(RECORDS SHOWN begins)
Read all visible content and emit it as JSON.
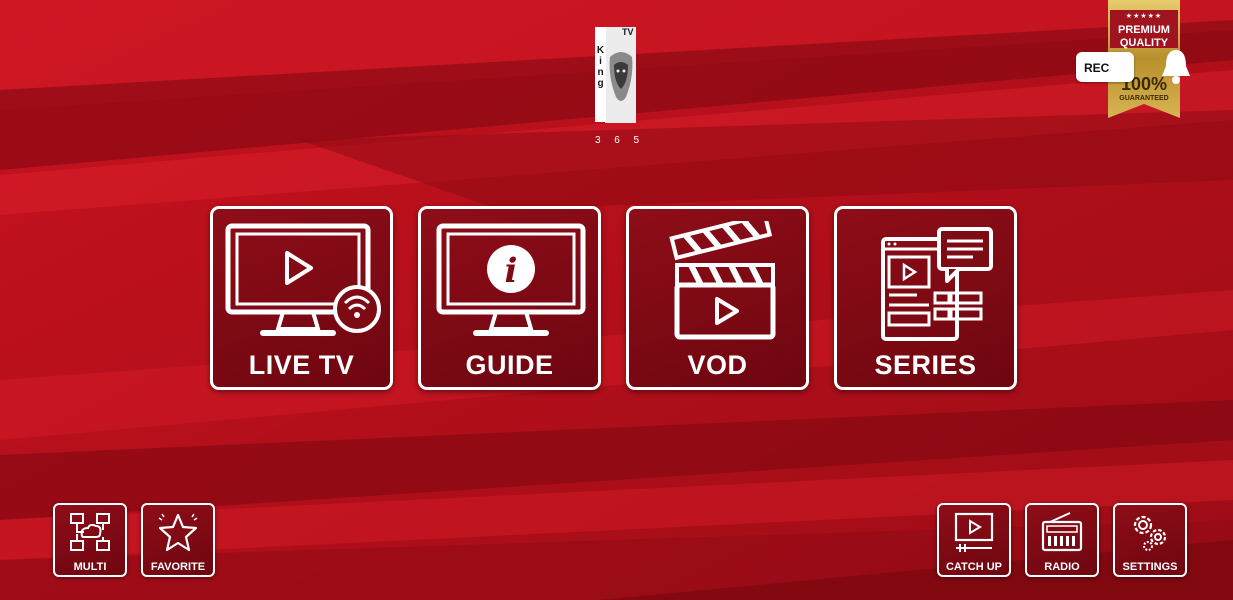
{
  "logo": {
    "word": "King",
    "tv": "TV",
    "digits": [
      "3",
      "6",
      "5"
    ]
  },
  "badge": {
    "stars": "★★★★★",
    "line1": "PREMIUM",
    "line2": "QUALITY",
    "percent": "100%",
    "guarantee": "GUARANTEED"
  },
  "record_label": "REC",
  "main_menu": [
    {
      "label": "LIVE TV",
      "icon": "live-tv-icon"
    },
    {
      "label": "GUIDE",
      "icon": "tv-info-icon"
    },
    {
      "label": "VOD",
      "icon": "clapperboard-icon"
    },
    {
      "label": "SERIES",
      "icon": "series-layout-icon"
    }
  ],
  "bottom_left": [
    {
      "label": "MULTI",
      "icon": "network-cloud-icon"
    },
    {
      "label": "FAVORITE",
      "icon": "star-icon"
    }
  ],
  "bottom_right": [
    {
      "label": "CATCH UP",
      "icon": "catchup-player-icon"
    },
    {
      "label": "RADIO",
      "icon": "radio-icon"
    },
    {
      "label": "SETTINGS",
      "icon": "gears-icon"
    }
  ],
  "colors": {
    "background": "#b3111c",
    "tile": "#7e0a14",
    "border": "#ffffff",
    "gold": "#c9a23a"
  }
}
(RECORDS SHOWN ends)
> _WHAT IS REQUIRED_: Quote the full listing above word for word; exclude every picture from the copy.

> _THE COMPLETED TASK_:
Read all visible content and emit it as JSON.
{
  "logo": {
    "word": "King",
    "tv": "TV",
    "digits": [
      "3",
      "6",
      "5"
    ]
  },
  "badge": {
    "stars": "★★★★★",
    "line1": "PREMIUM",
    "line2": "QUALITY",
    "percent": "100%",
    "guarantee": "GUARANTEED"
  },
  "record_label": "REC",
  "main_menu": [
    {
      "label": "LIVE TV",
      "icon": "live-tv-icon"
    },
    {
      "label": "GUIDE",
      "icon": "tv-info-icon"
    },
    {
      "label": "VOD",
      "icon": "clapperboard-icon"
    },
    {
      "label": "SERIES",
      "icon": "series-layout-icon"
    }
  ],
  "bottom_left": [
    {
      "label": "MULTI",
      "icon": "network-cloud-icon"
    },
    {
      "label": "FAVORITE",
      "icon": "star-icon"
    }
  ],
  "bottom_right": [
    {
      "label": "CATCH UP",
      "icon": "catchup-player-icon"
    },
    {
      "label": "RADIO",
      "icon": "radio-icon"
    },
    {
      "label": "SETTINGS",
      "icon": "gears-icon"
    }
  ],
  "colors": {
    "background": "#b3111c",
    "tile": "#7e0a14",
    "border": "#ffffff",
    "gold": "#c9a23a"
  }
}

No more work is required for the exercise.